#### Task brief:
Every line of the records below that has the word "icon" should be copied.

#####

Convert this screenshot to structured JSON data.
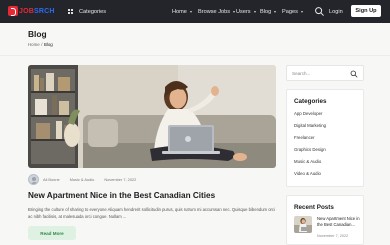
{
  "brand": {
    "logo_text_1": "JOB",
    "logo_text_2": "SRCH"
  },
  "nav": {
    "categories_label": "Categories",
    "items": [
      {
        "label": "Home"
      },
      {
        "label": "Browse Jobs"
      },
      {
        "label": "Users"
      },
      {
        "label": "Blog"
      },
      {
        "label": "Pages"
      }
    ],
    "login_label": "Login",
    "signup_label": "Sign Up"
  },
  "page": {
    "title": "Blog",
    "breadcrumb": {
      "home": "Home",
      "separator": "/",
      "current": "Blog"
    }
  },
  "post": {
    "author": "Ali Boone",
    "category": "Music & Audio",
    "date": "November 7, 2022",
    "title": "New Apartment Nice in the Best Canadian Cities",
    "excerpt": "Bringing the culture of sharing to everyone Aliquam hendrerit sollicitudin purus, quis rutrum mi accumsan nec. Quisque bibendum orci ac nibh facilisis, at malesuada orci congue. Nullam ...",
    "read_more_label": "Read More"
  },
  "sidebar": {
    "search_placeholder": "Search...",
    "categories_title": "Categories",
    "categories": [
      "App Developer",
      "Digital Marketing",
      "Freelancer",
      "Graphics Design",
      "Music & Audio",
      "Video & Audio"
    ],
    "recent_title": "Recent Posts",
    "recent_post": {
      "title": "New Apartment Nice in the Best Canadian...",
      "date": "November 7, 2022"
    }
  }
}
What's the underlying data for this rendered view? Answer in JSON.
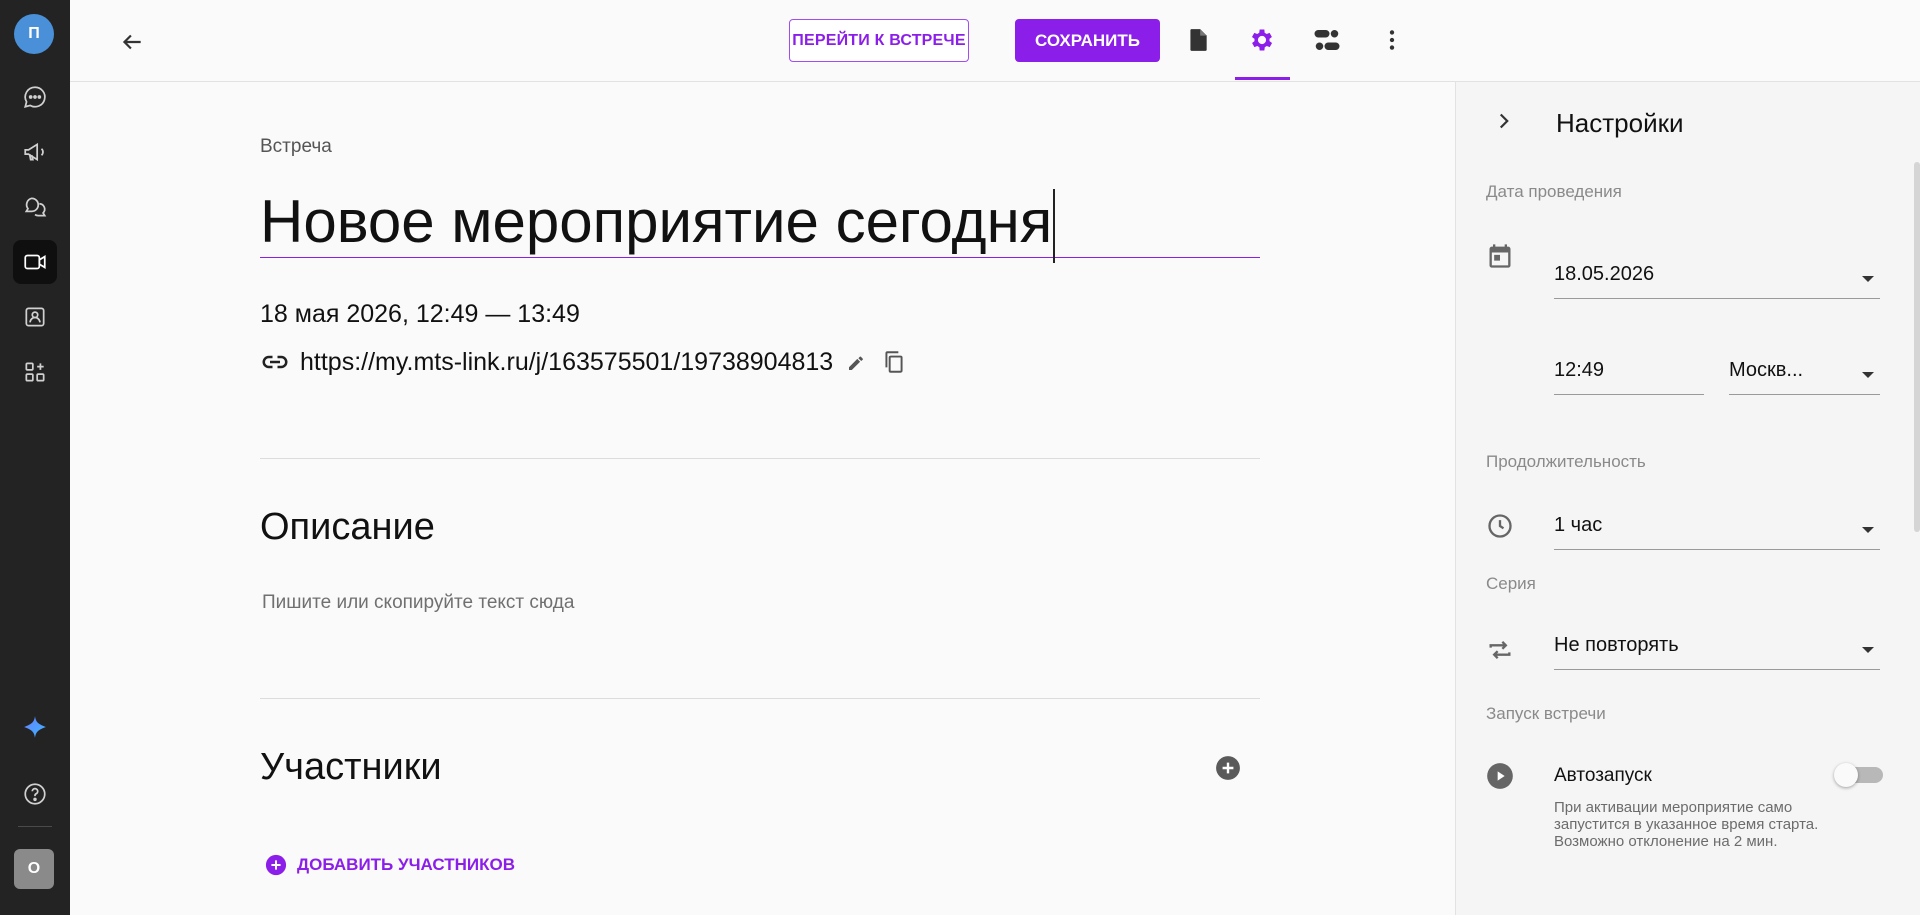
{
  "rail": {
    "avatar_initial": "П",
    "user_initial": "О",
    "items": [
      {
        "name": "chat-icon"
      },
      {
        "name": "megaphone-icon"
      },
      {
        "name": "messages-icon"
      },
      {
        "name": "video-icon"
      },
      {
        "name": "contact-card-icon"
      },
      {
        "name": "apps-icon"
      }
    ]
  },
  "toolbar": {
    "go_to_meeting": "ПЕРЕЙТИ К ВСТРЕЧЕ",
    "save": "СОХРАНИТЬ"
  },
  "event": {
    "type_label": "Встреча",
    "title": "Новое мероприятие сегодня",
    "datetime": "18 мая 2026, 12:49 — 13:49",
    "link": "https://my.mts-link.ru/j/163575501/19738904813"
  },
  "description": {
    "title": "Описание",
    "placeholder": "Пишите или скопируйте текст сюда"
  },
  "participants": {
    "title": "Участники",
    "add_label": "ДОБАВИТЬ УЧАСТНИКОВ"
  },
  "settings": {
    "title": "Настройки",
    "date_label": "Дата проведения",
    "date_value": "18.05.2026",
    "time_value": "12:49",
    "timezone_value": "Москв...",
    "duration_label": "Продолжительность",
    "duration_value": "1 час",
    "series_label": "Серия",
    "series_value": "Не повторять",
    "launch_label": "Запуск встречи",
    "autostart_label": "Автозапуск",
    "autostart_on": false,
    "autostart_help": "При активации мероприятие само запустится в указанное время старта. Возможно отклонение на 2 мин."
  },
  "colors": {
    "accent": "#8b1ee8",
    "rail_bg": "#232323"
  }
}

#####

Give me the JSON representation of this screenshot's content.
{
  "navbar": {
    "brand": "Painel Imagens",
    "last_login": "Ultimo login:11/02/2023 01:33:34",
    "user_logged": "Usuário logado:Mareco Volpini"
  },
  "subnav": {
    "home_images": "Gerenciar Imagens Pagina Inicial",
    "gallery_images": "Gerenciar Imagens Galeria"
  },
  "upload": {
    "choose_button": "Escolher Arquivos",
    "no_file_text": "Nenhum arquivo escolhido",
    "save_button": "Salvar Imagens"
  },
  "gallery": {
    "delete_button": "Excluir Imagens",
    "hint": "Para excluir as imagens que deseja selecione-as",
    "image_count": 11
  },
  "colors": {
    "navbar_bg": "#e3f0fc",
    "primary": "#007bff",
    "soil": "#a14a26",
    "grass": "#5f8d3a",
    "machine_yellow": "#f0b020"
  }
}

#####

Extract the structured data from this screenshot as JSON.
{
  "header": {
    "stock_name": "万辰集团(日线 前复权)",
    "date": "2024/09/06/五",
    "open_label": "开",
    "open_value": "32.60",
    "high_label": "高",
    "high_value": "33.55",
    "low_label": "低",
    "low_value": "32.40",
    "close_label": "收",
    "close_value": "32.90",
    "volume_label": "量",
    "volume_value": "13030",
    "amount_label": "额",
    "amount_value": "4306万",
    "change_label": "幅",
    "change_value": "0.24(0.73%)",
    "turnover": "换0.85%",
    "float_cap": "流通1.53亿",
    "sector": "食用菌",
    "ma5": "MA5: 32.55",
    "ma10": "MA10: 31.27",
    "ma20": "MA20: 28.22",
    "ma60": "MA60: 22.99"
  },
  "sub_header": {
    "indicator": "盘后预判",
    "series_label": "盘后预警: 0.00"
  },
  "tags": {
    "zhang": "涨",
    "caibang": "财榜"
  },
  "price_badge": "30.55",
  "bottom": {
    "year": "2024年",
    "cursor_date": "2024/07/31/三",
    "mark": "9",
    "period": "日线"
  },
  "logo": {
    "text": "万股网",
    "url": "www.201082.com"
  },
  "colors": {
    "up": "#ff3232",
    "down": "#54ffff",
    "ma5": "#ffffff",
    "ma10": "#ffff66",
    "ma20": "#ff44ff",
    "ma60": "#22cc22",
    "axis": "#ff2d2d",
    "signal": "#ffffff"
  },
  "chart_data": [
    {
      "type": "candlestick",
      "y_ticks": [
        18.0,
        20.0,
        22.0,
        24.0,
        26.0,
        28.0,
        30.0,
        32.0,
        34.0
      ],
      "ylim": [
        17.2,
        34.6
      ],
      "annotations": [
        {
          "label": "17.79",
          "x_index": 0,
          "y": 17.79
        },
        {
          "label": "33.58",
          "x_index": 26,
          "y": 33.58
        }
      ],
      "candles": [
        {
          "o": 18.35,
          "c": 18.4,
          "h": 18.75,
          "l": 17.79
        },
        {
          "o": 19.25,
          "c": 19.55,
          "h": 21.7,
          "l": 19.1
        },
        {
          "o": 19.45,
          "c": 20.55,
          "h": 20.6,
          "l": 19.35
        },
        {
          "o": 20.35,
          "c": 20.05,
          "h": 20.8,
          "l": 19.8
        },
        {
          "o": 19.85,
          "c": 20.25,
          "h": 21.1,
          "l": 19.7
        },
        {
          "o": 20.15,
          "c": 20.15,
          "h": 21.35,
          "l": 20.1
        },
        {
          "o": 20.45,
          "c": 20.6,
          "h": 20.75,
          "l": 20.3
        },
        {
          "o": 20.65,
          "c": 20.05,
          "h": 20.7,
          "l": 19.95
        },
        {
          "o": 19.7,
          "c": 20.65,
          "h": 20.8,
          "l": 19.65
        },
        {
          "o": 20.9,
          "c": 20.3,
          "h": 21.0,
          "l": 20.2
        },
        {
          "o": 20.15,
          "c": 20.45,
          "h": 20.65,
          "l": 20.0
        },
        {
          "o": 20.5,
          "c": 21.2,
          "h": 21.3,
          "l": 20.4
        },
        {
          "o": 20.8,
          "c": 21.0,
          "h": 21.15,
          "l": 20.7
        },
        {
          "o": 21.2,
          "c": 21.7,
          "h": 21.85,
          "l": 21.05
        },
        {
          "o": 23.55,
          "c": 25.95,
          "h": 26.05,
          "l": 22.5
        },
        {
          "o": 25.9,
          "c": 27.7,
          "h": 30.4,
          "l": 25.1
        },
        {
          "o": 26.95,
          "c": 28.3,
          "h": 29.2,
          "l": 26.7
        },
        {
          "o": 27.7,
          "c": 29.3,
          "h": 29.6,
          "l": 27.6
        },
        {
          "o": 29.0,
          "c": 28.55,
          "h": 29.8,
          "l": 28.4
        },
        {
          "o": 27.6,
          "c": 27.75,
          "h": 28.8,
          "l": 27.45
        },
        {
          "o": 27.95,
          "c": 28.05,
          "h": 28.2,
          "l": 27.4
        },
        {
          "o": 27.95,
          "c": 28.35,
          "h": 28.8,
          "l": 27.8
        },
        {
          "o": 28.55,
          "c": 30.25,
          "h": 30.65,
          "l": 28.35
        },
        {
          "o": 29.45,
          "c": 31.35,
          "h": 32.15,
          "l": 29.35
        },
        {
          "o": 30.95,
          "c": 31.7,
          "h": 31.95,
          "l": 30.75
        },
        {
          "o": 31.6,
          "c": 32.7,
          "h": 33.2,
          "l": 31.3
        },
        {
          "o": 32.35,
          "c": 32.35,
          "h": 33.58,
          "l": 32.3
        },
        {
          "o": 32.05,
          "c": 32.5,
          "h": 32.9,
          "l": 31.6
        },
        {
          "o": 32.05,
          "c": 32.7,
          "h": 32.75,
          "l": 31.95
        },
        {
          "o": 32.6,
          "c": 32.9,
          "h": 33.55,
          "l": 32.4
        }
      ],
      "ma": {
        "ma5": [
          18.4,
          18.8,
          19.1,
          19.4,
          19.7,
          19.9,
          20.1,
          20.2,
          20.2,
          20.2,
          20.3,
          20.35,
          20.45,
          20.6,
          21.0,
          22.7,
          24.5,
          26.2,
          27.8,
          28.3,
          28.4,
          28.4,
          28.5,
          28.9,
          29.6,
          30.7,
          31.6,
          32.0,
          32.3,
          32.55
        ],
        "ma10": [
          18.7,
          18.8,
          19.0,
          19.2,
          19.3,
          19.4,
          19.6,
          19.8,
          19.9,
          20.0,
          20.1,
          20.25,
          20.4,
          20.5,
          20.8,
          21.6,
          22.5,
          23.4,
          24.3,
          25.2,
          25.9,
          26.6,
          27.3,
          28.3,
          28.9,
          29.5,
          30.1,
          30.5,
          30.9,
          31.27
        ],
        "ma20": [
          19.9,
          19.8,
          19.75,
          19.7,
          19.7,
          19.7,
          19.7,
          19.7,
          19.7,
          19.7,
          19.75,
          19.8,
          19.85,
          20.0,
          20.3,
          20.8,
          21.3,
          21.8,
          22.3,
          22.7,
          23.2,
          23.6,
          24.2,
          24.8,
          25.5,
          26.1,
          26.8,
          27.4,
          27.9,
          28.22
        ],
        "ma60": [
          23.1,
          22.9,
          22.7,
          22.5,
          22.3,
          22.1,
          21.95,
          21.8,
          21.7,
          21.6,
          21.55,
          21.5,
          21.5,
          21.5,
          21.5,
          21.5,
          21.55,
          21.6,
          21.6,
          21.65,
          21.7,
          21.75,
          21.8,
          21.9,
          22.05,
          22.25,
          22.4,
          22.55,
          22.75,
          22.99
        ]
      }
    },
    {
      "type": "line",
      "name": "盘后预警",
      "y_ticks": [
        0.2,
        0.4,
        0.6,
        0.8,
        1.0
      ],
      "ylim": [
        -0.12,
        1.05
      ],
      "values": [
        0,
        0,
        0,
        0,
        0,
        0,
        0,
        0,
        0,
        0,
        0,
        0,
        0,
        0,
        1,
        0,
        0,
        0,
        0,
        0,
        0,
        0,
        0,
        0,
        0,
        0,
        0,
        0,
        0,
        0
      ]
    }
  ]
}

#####

#### Problem solution:
        "name": "chat-icon"
        "name": "megaphone-icon"
        "name": "messages-icon"
        "name": "video-icon"
        "name": "contact-card-icon"
        "name": "apps-icon"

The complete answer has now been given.